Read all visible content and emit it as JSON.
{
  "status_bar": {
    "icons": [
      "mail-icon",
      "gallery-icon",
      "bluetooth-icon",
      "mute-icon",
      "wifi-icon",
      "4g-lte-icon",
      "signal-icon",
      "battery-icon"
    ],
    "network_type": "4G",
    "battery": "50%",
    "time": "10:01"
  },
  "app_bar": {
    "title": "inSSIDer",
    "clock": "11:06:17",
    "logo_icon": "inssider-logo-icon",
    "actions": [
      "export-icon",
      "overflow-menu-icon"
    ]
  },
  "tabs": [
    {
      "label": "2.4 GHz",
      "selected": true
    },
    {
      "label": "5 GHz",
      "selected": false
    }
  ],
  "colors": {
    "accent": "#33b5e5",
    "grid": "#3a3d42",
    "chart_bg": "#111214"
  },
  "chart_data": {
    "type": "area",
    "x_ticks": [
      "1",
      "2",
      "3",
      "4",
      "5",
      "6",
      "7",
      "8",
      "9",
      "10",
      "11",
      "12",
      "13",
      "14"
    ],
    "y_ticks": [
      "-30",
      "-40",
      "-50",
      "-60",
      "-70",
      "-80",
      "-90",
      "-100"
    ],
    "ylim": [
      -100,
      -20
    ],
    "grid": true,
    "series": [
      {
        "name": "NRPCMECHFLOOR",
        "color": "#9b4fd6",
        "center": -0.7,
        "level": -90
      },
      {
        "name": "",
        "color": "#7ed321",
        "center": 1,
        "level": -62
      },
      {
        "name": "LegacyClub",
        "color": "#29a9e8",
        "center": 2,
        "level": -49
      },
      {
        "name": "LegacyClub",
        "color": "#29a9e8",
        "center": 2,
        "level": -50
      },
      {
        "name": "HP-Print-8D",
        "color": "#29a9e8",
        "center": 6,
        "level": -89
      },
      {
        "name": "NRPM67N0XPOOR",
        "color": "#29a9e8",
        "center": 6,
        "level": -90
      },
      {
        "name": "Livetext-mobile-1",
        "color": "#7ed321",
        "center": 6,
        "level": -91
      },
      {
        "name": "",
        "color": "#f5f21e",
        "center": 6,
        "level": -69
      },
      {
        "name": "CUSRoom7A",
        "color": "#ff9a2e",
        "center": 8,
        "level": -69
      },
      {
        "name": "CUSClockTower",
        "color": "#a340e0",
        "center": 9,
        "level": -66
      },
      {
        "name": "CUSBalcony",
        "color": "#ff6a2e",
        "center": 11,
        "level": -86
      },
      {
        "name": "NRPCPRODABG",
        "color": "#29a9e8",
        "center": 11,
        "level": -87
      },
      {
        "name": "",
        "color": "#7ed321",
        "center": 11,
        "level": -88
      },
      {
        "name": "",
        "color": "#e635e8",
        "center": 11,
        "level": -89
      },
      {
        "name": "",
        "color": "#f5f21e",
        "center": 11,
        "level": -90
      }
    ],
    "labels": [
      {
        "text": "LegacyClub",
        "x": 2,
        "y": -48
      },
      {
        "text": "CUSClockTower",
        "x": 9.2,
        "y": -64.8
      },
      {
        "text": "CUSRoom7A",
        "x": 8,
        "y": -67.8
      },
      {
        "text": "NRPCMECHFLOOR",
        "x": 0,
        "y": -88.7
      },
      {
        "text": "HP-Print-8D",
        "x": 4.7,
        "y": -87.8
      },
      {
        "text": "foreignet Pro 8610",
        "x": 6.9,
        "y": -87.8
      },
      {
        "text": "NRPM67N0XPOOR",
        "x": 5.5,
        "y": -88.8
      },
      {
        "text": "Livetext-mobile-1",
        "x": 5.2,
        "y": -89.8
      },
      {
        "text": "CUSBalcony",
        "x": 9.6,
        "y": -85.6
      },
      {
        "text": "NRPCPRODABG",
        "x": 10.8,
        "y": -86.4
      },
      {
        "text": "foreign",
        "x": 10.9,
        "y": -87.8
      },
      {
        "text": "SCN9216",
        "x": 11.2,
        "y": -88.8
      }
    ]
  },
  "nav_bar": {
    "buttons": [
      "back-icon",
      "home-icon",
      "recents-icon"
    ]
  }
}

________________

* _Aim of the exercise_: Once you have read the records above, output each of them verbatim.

* _Solution below_:
Read all visible content and emit it as JSON.
{
  "status_bar": {
    "icons": [
      "mail-icon",
      "gallery-icon",
      "bluetooth-icon",
      "mute-icon",
      "wifi-icon",
      "4g-lte-icon",
      "signal-icon",
      "battery-icon"
    ],
    "network_type": "4G",
    "battery": "50%",
    "time": "10:01"
  },
  "app_bar": {
    "title": "inSSIDer",
    "clock": "11:06:17",
    "logo_icon": "inssider-logo-icon",
    "actions": [
      "export-icon",
      "overflow-menu-icon"
    ]
  },
  "tabs": [
    {
      "label": "2.4 GHz",
      "selected": true
    },
    {
      "label": "5 GHz",
      "selected": false
    }
  ],
  "colors": {
    "accent": "#33b5e5",
    "grid": "#3a3d42",
    "chart_bg": "#111214"
  },
  "chart_data": {
    "type": "area",
    "x_ticks": [
      "1",
      "2",
      "3",
      "4",
      "5",
      "6",
      "7",
      "8",
      "9",
      "10",
      "11",
      "12",
      "13",
      "14"
    ],
    "y_ticks": [
      "-30",
      "-40",
      "-50",
      "-60",
      "-70",
      "-80",
      "-90",
      "-100"
    ],
    "ylim": [
      -100,
      -20
    ],
    "grid": true,
    "series": [
      {
        "name": "NRPCMECHFLOOR",
        "color": "#9b4fd6",
        "center": -0.7,
        "level": -90
      },
      {
        "name": "",
        "color": "#7ed321",
        "center": 1,
        "level": -62
      },
      {
        "name": "LegacyClub",
        "color": "#29a9e8",
        "center": 2,
        "level": -49
      },
      {
        "name": "LegacyClub",
        "color": "#29a9e8",
        "center": 2,
        "level": -50
      },
      {
        "name": "HP-Print-8D",
        "color": "#29a9e8",
        "center": 6,
        "level": -89
      },
      {
        "name": "NRPM67N0XPOOR",
        "color": "#29a9e8",
        "center": 6,
        "level": -90
      },
      {
        "name": "Livetext-mobile-1",
        "color": "#7ed321",
        "center": 6,
        "level": -91
      },
      {
        "name": "",
        "color": "#f5f21e",
        "center": 6,
        "level": -69
      },
      {
        "name": "CUSRoom7A",
        "color": "#ff9a2e",
        "center": 8,
        "level": -69
      },
      {
        "name": "CUSClockTower",
        "color": "#a340e0",
        "center": 9,
        "level": -66
      },
      {
        "name": "CUSBalcony",
        "color": "#ff6a2e",
        "center": 11,
        "level": -86
      },
      {
        "name": "NRPCPRODABG",
        "color": "#29a9e8",
        "center": 11,
        "level": -87
      },
      {
        "name": "",
        "color": "#7ed321",
        "center": 11,
        "level": -88
      },
      {
        "name": "",
        "color": "#e635e8",
        "center": 11,
        "level": -89
      },
      {
        "name": "",
        "color": "#f5f21e",
        "center": 11,
        "level": -90
      }
    ],
    "labels": [
      {
        "text": "LegacyClub",
        "x": 2,
        "y": -48
      },
      {
        "text": "CUSClockTower",
        "x": 9.2,
        "y": -64.8
      },
      {
        "text": "CUSRoom7A",
        "x": 8,
        "y": -67.8
      },
      {
        "text": "NRPCMECHFLOOR",
        "x": 0,
        "y": -88.7
      },
      {
        "text": "HP-Print-8D",
        "x": 4.7,
        "y": -87.8
      },
      {
        "text": "foreignet Pro 8610",
        "x": 6.9,
        "y": -87.8
      },
      {
        "text": "NRPM67N0XPOOR",
        "x": 5.5,
        "y": -88.8
      },
      {
        "text": "Livetext-mobile-1",
        "x": 5.2,
        "y": -89.8
      },
      {
        "text": "CUSBalcony",
        "x": 9.6,
        "y": -85.6
      },
      {
        "text": "NRPCPRODABG",
        "x": 10.8,
        "y": -86.4
      },
      {
        "text": "foreign",
        "x": 10.9,
        "y": -87.8
      },
      {
        "text": "SCN9216",
        "x": 11.2,
        "y": -88.8
      }
    ]
  },
  "nav_bar": {
    "buttons": [
      "back-icon",
      "home-icon",
      "recents-icon"
    ]
  }
}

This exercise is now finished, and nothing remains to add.